• The input:
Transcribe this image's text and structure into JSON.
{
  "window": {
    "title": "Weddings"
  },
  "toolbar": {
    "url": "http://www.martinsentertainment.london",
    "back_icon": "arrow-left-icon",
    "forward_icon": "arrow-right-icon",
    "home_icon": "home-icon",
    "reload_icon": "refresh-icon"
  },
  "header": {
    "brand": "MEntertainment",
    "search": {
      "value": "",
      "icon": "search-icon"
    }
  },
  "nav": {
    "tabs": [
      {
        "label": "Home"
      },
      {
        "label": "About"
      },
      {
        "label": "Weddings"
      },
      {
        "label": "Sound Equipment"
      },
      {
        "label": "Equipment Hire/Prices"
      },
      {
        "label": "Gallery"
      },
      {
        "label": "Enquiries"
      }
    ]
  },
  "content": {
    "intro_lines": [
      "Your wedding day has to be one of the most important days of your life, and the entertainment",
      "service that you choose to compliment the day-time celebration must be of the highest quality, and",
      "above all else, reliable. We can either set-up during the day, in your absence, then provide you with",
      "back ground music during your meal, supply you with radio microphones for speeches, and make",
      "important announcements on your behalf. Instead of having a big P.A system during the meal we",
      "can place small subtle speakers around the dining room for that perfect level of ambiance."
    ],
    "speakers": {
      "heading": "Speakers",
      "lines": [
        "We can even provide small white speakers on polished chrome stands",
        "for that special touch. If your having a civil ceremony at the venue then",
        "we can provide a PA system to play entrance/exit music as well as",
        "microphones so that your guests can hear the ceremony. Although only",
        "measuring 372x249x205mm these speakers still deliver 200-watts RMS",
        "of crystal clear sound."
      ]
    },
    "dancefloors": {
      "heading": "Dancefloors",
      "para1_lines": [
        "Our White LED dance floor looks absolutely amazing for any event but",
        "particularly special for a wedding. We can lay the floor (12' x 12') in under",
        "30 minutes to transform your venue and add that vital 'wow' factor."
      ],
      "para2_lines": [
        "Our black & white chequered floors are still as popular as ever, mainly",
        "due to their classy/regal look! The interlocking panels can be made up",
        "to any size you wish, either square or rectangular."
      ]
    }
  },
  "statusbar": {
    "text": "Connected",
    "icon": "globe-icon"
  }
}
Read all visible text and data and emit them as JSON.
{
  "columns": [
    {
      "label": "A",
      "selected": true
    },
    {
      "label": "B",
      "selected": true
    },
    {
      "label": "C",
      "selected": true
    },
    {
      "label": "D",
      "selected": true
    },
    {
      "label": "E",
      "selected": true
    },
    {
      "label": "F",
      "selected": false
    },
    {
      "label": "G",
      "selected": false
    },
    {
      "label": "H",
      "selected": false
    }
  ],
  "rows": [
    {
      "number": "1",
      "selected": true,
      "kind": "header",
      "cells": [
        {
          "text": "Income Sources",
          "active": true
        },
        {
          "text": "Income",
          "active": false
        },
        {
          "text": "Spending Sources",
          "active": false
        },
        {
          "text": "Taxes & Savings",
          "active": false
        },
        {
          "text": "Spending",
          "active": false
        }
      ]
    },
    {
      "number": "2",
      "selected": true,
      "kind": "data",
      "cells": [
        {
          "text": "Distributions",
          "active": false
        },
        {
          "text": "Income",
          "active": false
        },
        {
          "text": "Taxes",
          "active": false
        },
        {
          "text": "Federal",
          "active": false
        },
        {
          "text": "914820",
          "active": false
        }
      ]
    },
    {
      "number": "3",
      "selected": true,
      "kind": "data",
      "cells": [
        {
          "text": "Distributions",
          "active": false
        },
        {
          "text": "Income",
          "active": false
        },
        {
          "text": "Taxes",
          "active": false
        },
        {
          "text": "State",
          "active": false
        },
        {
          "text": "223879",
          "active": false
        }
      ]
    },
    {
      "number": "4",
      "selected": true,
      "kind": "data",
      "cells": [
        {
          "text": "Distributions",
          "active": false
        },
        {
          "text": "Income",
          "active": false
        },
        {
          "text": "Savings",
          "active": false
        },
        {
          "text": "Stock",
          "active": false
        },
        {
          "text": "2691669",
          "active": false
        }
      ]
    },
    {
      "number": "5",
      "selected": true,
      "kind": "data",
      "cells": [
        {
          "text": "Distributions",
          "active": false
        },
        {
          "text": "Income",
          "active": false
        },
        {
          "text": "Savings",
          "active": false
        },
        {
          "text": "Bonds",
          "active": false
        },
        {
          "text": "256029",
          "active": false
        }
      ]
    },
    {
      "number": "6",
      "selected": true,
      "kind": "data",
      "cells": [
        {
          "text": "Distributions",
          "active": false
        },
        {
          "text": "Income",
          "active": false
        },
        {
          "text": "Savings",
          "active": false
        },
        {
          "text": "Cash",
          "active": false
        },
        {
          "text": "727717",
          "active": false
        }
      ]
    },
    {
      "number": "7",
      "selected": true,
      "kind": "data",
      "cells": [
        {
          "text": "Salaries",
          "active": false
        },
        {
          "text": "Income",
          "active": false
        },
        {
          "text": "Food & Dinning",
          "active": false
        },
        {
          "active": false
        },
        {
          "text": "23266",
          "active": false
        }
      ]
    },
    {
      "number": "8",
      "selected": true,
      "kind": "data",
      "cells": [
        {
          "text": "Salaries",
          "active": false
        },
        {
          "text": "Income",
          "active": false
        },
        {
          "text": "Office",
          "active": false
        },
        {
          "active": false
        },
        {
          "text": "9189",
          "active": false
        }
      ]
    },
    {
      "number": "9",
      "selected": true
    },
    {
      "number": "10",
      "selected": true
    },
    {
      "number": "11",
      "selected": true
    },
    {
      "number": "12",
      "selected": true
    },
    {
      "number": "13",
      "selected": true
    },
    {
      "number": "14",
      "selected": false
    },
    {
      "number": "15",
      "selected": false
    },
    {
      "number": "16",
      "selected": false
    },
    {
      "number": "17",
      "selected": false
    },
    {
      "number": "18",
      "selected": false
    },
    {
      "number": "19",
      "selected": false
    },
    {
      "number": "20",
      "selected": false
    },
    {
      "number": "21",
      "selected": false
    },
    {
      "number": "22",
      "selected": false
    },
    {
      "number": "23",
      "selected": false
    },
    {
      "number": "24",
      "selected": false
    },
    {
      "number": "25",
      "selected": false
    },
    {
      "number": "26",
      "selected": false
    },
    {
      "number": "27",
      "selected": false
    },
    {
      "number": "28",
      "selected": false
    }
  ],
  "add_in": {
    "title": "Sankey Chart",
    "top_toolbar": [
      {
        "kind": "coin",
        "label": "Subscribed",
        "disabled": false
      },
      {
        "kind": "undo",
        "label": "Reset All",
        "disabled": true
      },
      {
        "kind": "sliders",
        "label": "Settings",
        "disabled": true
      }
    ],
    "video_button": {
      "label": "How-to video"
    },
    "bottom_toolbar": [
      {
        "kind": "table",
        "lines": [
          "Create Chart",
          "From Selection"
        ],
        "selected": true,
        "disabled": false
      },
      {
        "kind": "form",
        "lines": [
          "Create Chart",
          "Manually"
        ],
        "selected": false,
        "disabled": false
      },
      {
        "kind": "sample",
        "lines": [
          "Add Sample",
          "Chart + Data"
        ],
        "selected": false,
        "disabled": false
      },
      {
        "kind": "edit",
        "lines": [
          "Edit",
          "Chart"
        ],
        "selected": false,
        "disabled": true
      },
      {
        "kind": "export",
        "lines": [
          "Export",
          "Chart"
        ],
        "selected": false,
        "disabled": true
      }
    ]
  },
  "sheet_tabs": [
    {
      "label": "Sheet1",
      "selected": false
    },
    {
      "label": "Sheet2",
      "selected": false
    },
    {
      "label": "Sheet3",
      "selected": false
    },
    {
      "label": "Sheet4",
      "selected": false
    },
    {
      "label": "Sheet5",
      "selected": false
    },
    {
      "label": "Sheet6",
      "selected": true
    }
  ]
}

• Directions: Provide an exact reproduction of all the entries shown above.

• Response to the task:
Transcribe this image's text and structure into JSON.
{
  "window": {
    "title": "Weddings"
  },
  "toolbar": {
    "url": "http://www.martinsentertainment.london",
    "back_icon": "arrow-left-icon",
    "forward_icon": "arrow-right-icon",
    "home_icon": "home-icon",
    "reload_icon": "refresh-icon"
  },
  "header": {
    "brand": "MEntertainment",
    "search": {
      "value": "",
      "icon": "search-icon"
    }
  },
  "nav": {
    "tabs": [
      {
        "label": "Home"
      },
      {
        "label": "About"
      },
      {
        "label": "Weddings"
      },
      {
        "label": "Sound Equipment"
      },
      {
        "label": "Equipment Hire/Prices"
      },
      {
        "label": "Gallery"
      },
      {
        "label": "Enquiries"
      }
    ]
  },
  "content": {
    "intro_lines": [
      "Your wedding day has to be one of the most important days of your life, and the entertainment",
      "service that you choose to compliment the day-time celebration must be of the highest quality, and",
      "above all else, reliable. We can either set-up during the day, in your absence, then provide you with",
      "back ground music during your meal, supply you with radio microphones for speeches, and make",
      "important announcements on your behalf. Instead of having a big P.A system during the meal we",
      "can place small subtle speakers around the dining room for that perfect level of ambiance."
    ],
    "speakers": {
      "heading": "Speakers",
      "lines": [
        "We can even provide small white speakers on polished chrome stands",
        "for that special touch. If your having a civil ceremony at the venue then",
        "we can provide a PA system to play entrance/exit music as well as",
        "microphones so that your guests can hear the ceremony. Although only",
        "measuring 372x249x205mm these speakers still deliver 200-watts RMS",
        "of crystal clear sound."
      ]
    },
    "dancefloors": {
      "heading": "Dancefloors",
      "para1_lines": [
        "Our White LED dance floor looks absolutely amazing for any event but",
        "particularly special for a wedding. We can lay the floor (12' x 12') in under",
        "30 minutes to transform your venue and add that vital 'wow' factor."
      ],
      "para2_lines": [
        "Our black & white chequered floors are still as popular as ever, mainly",
        "due to their classy/regal look! The interlocking panels can be made up",
        "to any size you wish, either square or rectangular."
      ]
    }
  },
  "statusbar": {
    "text": "Connected",
    "icon": "globe-icon"
  }
}
Read all visible text and data and emit them as JSON.
{
  "columns": [
    {
      "label": "A",
      "selected": true
    },
    {
      "label": "B",
      "selected": true
    },
    {
      "label": "C",
      "selected": true
    },
    {
      "label": "D",
      "selected": true
    },
    {
      "label": "E",
      "selected": true
    },
    {
      "label": "F",
      "selected": false
    },
    {
      "label": "G",
      "selected": false
    },
    {
      "label": "H",
      "selected": false
    }
  ],
  "rows": [
    {
      "number": "1",
      "selected": true,
      "kind": "header",
      "cells": [
        {
          "text": "Income Sources",
          "active": true
        },
        {
          "text": "Income",
          "active": false
        },
        {
          "text": "Spending Sources",
          "active": false
        },
        {
          "text": "Taxes & Savings",
          "active": false
        },
        {
          "text": "Spending",
          "active": false
        }
      ]
    },
    {
      "number": "2",
      "selected": true,
      "kind": "data",
      "cells": [
        {
          "text": "Distributions",
          "active": false
        },
        {
          "text": "Income",
          "active": false
        },
        {
          "text": "Taxes",
          "active": false
        },
        {
          "text": "Federal",
          "active": false
        },
        {
          "text": "914820",
          "active": false
        }
      ]
    },
    {
      "number": "3",
      "selected": true,
      "kind": "data",
      "cells": [
        {
          "text": "Distributions",
          "active": false
        },
        {
          "text": "Income",
          "active": false
        },
        {
          "text": "Taxes",
          "active": false
        },
        {
          "text": "State",
          "active": false
        },
        {
          "text": "223879",
          "active": false
        }
      ]
    },
    {
      "number": "4",
      "selected": true,
      "kind": "data",
      "cells": [
        {
          "text": "Distributions",
          "active": false
        },
        {
          "text": "Income",
          "active": false
        },
        {
          "text": "Savings",
          "active": false
        },
        {
          "text": "Stock",
          "active": false
        },
        {
          "text": "2691669",
          "active": false
        }
      ]
    },
    {
      "number": "5",
      "selected": true,
      "kind": "data",
      "cells": [
        {
          "text": "Distributions",
          "active": false
        },
        {
          "text": "Income",
          "active": false
        },
        {
          "text": "Savings",
          "active": false
        },
        {
          "text": "Bonds",
          "active": false
        },
        {
          "text": "256029",
          "active": false
        }
      ]
    },
    {
      "number": "6",
      "selected": true,
      "kind": "data",
      "cells": [
        {
          "text": "Distributions",
          "active": false
        },
        {
          "text": "Income",
          "active": false
        },
        {
          "text": "Savings",
          "active": false
        },
        {
          "text": "Cash",
          "active": false
        },
        {
          "text": "727717",
          "active": false
        }
      ]
    },
    {
      "number": "7",
      "selected": true,
      "kind": "data",
      "cells": [
        {
          "text": "Salaries",
          "active": false
        },
        {
          "text": "Income",
          "active": false
        },
        {
          "text": "Food & Dinning",
          "active": false
        },
        {
          "active": false
        },
        {
          "text": "23266",
          "active": false
        }
      ]
    },
    {
      "number": "8",
      "selected": true,
      "kind": "data",
      "cells": [
        {
          "text": "Salaries",
          "active": false
        },
        {
          "text": "Income",
          "active": false
        },
        {
          "text": "Office",
          "active": false
        },
        {
          "active": false
        },
        {
          "text": "9189",
          "active": false
        }
      ]
    },
    {
      "number": "9",
      "selected": true
    },
    {
      "number": "10",
      "selected": true
    },
    {
      "number": "11",
      "selected": true
    },
    {
      "number": "12",
      "selected": true
    },
    {
      "number": "13",
      "selected": true
    },
    {
      "number": "14",
      "selected": false
    },
    {
      "number": "15",
      "selected": false
    },
    {
      "number": "16",
      "selected": false
    },
    {
      "number": "17",
      "selected": false
    },
    {
      "number": "18",
      "selected": false
    },
    {
      "number": "19",
      "selected": false
    },
    {
      "number": "20",
      "selected": false
    },
    {
      "number": "21",
      "selected": false
    },
    {
      "number": "22",
      "selected": false
    },
    {
      "number": "23",
      "selected": false
    },
    {
      "number": "24",
      "selected": false
    },
    {
      "number": "25",
      "selected": false
    },
    {
      "number": "26",
      "selected": false
    },
    {
      "number": "27",
      "selected": false
    },
    {
      "number": "28",
      "selected": false
    }
  ],
  "add_in": {
    "title": "Sankey Chart",
    "top_toolbar": [
      {
        "kind": "coin",
        "label": "Subscribed",
        "disabled": false
      },
      {
        "kind": "undo",
        "label": "Reset All",
        "disabled": true
      },
      {
        "kind": "sliders",
        "label": "Settings",
        "disabled": true
      }
    ],
    "video_button": {
      "label": "How-to video"
    },
    "bottom_toolbar": [
      {
        "kind": "table",
        "lines": [
          "Create Chart",
          "From Selection"
        ],
        "selected": true,
        "disabled": false
      },
      {
        "kind": "form",
        "lines": [
          "Create Chart",
          "Manually"
        ],
        "selected": false,
        "disabled": false
      },
      {
        "kind": "sample",
        "lines": [
          "Add Sample",
          "Chart + Data"
        ],
        "selected": false,
        "disabled": false
      },
      {
        "kind": "edit",
        "lines": [
          "Edit",
          "Chart"
        ],
        "selected": false,
        "disabled": true
      },
      {
        "kind": "export",
        "lines": [
          "Export",
          "Chart"
        ],
        "selected": false,
        "disabled": true
      }
    ]
  },
  "sheet_tabs": [
    {
      "label": "Sheet1",
      "selected": false
    },
    {
      "label": "Sheet2",
      "selected": false
    },
    {
      "label": "Sheet3",
      "selected": false
    },
    {
      "label": "Sheet4",
      "selected": false
    },
    {
      "label": "Sheet5",
      "selected": false
    },
    {
      "label": "Sheet6",
      "selected": true
    }
  ]
}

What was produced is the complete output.